**Task statement:**
Scan the entries and state how many lines contain "this". Write no other text.

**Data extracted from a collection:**
________________________

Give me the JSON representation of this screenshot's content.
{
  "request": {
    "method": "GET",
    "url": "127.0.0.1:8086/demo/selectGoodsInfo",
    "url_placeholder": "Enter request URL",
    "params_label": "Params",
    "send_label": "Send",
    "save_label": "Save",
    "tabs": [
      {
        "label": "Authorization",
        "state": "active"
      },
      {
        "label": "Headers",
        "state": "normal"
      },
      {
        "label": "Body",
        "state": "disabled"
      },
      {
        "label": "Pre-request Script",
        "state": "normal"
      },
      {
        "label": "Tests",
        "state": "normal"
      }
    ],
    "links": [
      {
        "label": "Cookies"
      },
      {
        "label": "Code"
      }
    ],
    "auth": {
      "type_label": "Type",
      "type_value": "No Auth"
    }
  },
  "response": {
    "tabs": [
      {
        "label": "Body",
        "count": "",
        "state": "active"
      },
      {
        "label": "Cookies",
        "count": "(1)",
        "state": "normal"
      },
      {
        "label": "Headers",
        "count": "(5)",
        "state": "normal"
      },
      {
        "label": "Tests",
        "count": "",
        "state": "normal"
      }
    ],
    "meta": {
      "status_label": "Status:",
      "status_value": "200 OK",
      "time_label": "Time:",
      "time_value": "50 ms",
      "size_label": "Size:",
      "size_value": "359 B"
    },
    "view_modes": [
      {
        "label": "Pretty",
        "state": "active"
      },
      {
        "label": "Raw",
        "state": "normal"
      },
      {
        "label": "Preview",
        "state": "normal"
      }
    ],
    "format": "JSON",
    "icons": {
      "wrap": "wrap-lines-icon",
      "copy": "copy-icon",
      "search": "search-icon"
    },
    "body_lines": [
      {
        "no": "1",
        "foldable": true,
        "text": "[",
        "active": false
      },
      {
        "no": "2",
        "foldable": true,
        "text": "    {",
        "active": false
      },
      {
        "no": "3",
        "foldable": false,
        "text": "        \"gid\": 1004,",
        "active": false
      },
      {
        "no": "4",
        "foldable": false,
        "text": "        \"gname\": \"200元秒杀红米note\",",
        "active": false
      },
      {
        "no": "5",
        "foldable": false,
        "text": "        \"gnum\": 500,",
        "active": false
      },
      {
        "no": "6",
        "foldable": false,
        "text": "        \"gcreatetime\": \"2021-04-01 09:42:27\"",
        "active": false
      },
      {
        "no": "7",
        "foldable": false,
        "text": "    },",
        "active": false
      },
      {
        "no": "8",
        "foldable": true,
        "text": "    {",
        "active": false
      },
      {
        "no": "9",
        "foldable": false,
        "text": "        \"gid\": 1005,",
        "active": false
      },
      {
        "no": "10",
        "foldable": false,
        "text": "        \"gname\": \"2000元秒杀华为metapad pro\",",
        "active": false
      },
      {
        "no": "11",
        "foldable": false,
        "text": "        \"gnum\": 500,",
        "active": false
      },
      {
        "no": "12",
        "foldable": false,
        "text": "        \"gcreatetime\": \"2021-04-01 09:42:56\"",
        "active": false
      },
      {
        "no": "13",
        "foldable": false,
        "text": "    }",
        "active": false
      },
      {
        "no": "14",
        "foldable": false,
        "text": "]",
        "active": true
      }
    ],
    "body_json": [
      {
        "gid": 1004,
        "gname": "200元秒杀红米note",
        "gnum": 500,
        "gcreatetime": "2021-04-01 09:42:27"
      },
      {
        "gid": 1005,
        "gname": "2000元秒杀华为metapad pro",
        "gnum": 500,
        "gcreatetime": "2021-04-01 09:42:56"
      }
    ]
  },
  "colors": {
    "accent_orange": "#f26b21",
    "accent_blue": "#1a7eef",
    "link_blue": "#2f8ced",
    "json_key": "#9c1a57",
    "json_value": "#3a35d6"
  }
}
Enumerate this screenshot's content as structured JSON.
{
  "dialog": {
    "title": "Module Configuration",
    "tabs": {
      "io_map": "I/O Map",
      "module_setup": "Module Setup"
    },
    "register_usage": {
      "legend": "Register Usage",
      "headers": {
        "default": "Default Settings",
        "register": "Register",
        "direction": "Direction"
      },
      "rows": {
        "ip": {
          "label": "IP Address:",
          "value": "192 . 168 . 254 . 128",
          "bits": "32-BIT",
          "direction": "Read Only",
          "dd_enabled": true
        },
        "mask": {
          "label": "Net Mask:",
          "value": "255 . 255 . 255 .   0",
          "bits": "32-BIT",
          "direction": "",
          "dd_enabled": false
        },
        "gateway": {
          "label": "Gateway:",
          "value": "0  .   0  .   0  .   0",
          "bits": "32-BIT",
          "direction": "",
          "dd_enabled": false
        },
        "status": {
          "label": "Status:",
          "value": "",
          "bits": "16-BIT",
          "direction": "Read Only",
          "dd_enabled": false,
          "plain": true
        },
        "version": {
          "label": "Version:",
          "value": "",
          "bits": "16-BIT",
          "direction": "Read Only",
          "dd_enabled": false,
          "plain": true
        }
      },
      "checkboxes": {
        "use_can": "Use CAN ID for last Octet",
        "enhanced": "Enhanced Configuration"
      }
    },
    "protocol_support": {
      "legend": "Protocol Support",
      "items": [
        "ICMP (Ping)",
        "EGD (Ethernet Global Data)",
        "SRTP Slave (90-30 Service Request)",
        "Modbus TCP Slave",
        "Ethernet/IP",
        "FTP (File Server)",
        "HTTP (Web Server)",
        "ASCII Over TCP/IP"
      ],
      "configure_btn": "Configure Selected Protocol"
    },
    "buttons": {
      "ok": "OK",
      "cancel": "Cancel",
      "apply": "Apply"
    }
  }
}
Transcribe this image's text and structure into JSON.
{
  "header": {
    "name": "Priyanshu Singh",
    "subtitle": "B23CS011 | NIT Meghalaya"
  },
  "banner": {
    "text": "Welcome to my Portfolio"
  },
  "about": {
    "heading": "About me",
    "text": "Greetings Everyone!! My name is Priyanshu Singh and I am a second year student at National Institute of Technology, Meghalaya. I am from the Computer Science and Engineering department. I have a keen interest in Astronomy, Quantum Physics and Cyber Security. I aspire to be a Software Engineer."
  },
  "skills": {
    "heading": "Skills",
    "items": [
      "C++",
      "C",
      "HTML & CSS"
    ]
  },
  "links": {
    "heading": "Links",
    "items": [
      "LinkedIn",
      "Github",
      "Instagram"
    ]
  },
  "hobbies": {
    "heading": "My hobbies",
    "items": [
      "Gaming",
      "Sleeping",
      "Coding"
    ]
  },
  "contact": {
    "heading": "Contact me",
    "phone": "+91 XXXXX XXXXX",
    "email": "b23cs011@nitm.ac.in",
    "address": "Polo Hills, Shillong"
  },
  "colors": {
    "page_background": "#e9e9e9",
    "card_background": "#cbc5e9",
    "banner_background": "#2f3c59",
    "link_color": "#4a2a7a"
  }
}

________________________

**Solved exercise:**
3